“Throughout this book you will hear me refer to myself as black. You will hear me refer to other members of the black race as black. By race I refer to skin color, and by skin color, I mean brown,” Goodwin said in a passage of his novel.

In his novel, he discusses problems with racial labels as they apply to a variety of cultures.

The reading ranged from poems about growing up in the Bronx to feature length hip hop songs, and the event’s ending was met with applause from the audience.

During a question session with the audience, an audience member asked why hip-hop seems like it can come off as bragging.

“It’s letting people know that where still here. We’re still alive,” said Name Marshell, a surprise special guest and poet who accompanied Goodwin.

This year, there will be two more SoCo event readings. The first reading will feature acclaimed poet Kim Addizino on March 12 at 7 p.m. in the LARC’s Auditorium.

Addizino’s latest novel, “The Palace of Illusions,” is comprised of a collection of short stories. The novel has been praised by publications including Literary Journal, The New York Times, Publisher’s Weekly, among many others.

Concluding this year’s SoCo reading will be Janice Gould and Robert King. Both authors will also be reading selections of their works.

The readings will take place April 6 at 7 p.m. in the LARC’s Auditorium.

Janice Gould has had three poetry collections published since the 1990’s. Her newest work “Doubters and Dreamers,” is a mix of reflective poetry and narrations that highlight her experiences growing up as a halfblooded middle class Native American, and as a lesbian.

Robert King is the author of “Some of These Days,” a poetry collection aimed to reflect the moral turmoil of how he sees the world has progressed throughout his life.
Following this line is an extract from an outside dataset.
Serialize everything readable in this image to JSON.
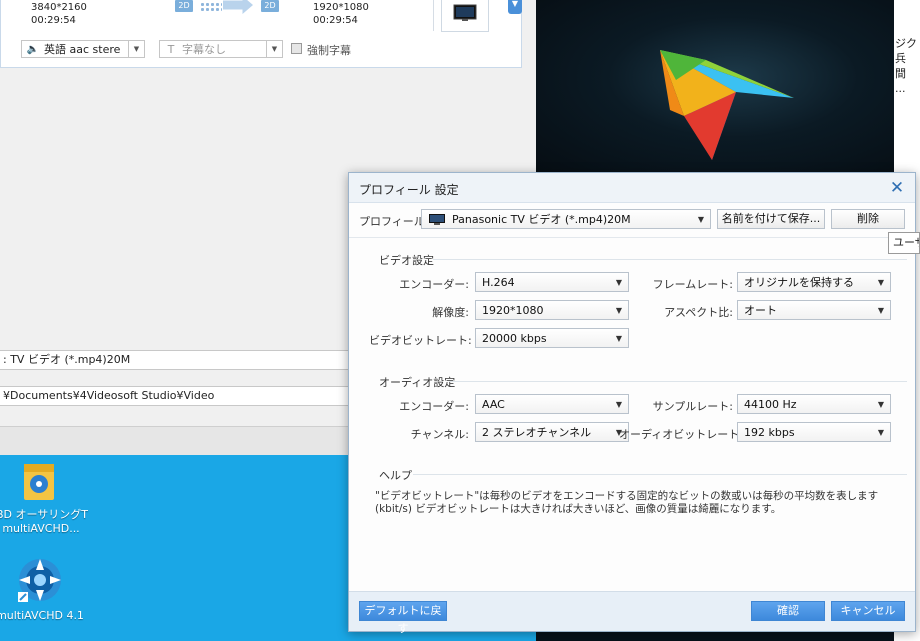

Ranging from WWII to Modern day, King’s novel has been well received by reviewers.